We had coffee in her apartment near the beach, together with her 2 cats. It was very pleasant and I connected very well with her. She is truly intelligent, a great organizer and has a professional background in non-profit administration. She has a great sense of humor! I wondered even more about what an American woman alone would be seeking by living in this beautiful paradise located on the other side of the world. I got my answer and much more than I bargained for.
To keep it short…..
Teviot agreed to be one of our writers.
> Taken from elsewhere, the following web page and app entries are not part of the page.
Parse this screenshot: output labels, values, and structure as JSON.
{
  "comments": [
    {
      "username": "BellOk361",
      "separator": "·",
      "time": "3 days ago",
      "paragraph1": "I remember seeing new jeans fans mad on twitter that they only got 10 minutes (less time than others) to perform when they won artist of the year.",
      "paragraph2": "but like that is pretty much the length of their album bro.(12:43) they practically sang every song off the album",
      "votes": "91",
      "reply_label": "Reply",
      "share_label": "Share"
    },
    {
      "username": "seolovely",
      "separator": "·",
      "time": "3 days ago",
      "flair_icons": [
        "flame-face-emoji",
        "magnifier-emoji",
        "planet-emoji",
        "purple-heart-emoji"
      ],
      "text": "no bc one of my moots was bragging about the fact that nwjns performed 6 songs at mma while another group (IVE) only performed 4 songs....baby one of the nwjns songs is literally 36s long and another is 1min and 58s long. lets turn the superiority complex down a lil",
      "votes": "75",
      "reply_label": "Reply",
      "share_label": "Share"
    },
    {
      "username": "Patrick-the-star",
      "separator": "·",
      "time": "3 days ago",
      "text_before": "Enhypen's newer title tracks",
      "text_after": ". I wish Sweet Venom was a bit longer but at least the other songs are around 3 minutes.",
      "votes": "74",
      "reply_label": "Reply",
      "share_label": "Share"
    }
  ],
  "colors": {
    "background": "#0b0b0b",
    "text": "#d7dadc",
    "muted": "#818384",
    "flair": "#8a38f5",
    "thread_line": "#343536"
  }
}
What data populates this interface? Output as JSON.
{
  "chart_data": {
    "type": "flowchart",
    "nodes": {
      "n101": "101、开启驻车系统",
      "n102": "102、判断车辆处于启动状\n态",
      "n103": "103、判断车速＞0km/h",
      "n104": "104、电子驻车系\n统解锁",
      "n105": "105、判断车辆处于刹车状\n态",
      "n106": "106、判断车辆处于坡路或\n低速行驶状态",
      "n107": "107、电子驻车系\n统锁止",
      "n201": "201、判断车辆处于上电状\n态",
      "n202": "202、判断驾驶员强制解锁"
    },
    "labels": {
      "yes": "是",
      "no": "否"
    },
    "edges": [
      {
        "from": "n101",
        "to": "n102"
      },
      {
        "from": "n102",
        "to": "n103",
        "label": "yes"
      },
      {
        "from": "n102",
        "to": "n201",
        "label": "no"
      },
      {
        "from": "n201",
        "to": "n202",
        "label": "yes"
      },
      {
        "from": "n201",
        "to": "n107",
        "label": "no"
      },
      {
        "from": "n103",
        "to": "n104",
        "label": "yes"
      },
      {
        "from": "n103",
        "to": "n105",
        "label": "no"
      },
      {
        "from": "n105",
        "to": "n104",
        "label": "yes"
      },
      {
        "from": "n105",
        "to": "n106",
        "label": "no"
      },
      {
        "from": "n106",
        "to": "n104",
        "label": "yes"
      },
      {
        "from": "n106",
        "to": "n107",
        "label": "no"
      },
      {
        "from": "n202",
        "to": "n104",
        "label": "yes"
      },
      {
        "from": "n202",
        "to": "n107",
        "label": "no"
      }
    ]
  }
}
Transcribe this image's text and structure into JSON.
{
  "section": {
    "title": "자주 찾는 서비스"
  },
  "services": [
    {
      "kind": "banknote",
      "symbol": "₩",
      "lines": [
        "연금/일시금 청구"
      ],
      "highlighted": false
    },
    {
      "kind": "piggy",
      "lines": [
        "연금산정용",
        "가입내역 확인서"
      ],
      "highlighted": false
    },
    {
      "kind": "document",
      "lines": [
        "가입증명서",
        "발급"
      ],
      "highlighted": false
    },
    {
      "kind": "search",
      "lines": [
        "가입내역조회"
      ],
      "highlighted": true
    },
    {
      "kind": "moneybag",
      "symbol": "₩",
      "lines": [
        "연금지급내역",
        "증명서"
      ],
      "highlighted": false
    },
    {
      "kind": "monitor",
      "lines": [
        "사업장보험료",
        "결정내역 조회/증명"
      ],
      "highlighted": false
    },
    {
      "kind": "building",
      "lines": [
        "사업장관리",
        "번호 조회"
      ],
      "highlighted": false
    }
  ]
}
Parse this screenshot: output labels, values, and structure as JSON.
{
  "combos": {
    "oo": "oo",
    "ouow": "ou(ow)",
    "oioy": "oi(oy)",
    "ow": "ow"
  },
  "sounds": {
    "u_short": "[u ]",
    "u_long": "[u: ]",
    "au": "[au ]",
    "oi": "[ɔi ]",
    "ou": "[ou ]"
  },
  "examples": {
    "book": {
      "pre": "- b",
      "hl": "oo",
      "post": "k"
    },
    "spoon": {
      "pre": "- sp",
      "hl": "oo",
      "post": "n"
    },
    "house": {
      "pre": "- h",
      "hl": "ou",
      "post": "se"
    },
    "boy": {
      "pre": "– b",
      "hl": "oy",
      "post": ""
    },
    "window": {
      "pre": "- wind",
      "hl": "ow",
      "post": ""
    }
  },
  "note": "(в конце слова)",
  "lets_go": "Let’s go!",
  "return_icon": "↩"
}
She will handle the Paul Penders blog and will start doing research on local herbs and natural cosmetics related with what we do and represent on this beautiful Langkawi island. Actually her first article will appear on the Paul Penders blog very soon about one of my first products which I developed some 40 years ago — the “non-emulsified shampoo”– which we are considering bringing back in its same simple form as it was decades ago!
Meeting wonderful people is exciting and actually very simple and truly can enrich our lives. To me it is the perfect example of ongoing learning and a way to gain more happiness. While trying to lessen my own ego each day, I wonder often at the beauty of life, love, and the cultivation of respect – the simple things.
Dr. Gatot, Paul Penders Co. Senior Cosmetic Chemist visited the “In-Cosmetics” new cosmetic ingredient show in Bangkok, Thailand. From visiting these shows one learns from the latest cosmetic ingredients and in general gain more knowledge about cosmetic companies from USA, Europe and Asia.
What was in particular interesting were:
1. New shampoo foaming ingredients from natural sources.
2. Emulsifier base from natural source, almost near same spec with food emulsifier.
3. Active ingredients like whitening agents, anti aging from natural sources.
4. All ingredients sold enclosed with certified organic, Eco-cert label.
5. Most suppliers talk about regulation like EU directive, Asian directive and US drug regulation in the product.
6. New Participants come from Japan, Korea, Malaysia, and Baltic and of course the old suppliers came from EU and US.